Smart home had another year of fabulous growth in 2018, with Futuresource estimating that shipments grew by 39 percent last year.
This consumer electronics category is now worth more than $12 billion globally and shipped over 100 million devices in 2018. The industry is tackling some important challenges like interoperability, but still lags in addressing issues that concern consumers and deter mass adoption, such as data safety.
Improved interoperability and ease of use can be counted among the industry’s more important successes, and voice assistants have been key to progress in this area. Smart speakers have become the seamless hub that directly controls a myriad of devices and appliances around the home. The quick adoption of smart speakers also matters for the wider industry because they are a common first step for consumers into the smart-home ecosystem.
This year, it is difficult to find a smart-home device that does not work with Amazon Alexa or Google Assistant. The widespread use of voice assistants in the home has occured while the main smart-home use cases remain broadly unchanged: monitoring, diagnostics, remote control and automation, which have promised (and mostly delivered) convenience and security to consumers who have installed Cloud-connected security, climate control, lighting and power in their homes.
Where to next? The industry sees AI as the next big development. More than controlling the devices in their homes, consumers will be surrounded by technology that learns their routines and moods, and adapts accordingly. Another route for development is to continue to integrate connectivity to more areas of the home from living room and bedroom furniture to the kitchen and bathroom.
Futuresource believes there will be plenty of room for growth within the key established categories of security, climate control, lighting and power categories. We estimate that only 4 percent of global households own smart-home devices (excluding smart entertainment and smart speakers). The saturation rate is higher for the U.S. (19 percent) and Western Europe (6 percent), but even in those markets the runway is long.
Security and monitoring is the most established area of the smart home, and in the U.S. saturation is expected to pass the 50-percent mark this year. This is due to two key sub-categories: smart security cameras and video doorbells, the success of which is now spreading to other parts of the world, with video doorbell shipments more than doubling in Europe in 2018.
Climate control is the second most successful area of the smart home. Fourteen million smart thermostats shipped in 2018, with more than two-thirds in the U.S. and Europe. China, the leading market for smart appliances, including smart air conditioners, offers potential in smart thermostats, not least because unit prices are about half of those in the U.S. and Europe.
Lighting is less established than security and climate control but growing faster than either category. It also sells for lower unit prices and bundles well in retail with smart speakers, which have led to a new wave of smart lighting that does not require hubs or bridges.
Despite fast growth and a strong forecast (a 38 percent compound annual growth rate, or CAGR, through 2022), smart lighting has lost its fastest-growing smart-home category status, which it held in 2017, to power, which includes smart sockets and switches. Smart sockets are an easy and relatively cheap way of making any home a smart home and to control any electrical device remotely via a smartphone or a voice assistant.

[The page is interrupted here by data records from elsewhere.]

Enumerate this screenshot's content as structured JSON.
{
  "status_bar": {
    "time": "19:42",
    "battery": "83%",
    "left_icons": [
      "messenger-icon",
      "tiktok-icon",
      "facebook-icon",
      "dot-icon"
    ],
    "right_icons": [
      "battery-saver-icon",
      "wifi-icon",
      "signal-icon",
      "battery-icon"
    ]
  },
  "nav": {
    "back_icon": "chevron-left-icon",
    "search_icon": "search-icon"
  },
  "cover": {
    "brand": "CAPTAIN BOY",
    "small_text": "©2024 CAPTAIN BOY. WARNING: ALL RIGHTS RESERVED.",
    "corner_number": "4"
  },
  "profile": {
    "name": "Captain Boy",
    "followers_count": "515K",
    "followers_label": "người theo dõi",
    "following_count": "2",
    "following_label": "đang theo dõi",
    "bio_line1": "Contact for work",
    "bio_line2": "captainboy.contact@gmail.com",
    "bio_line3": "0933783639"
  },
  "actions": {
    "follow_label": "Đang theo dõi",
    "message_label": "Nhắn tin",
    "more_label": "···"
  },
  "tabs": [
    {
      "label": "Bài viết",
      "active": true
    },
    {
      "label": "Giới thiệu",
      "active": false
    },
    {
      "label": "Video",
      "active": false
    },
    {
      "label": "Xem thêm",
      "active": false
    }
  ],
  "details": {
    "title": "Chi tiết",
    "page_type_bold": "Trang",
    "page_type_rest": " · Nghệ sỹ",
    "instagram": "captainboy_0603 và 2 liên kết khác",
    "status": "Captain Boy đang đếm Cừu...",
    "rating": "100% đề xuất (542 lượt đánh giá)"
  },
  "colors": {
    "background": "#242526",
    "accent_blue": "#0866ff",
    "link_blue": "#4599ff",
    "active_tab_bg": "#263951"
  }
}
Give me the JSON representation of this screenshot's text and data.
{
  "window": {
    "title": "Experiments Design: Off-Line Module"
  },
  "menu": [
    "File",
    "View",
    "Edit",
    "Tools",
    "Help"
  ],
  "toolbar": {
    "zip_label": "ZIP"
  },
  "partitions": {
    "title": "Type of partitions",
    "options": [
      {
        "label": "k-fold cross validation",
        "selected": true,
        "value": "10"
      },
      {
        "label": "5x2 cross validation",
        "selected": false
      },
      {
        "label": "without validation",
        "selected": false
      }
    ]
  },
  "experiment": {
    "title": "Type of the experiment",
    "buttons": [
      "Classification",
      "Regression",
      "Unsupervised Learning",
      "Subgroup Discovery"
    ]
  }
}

The success of smart power is a symptom of one of the development branches in the smart home: settled use cases permeating new areas of the home helped by a decline in unit prices. CES is the right venue for big players to showcase their new connected devices. It is also the right place to see what possibilities AI can open for the industry in 2019.
Filipe Oliveira is a senior market analyst at Futuresource Consulting.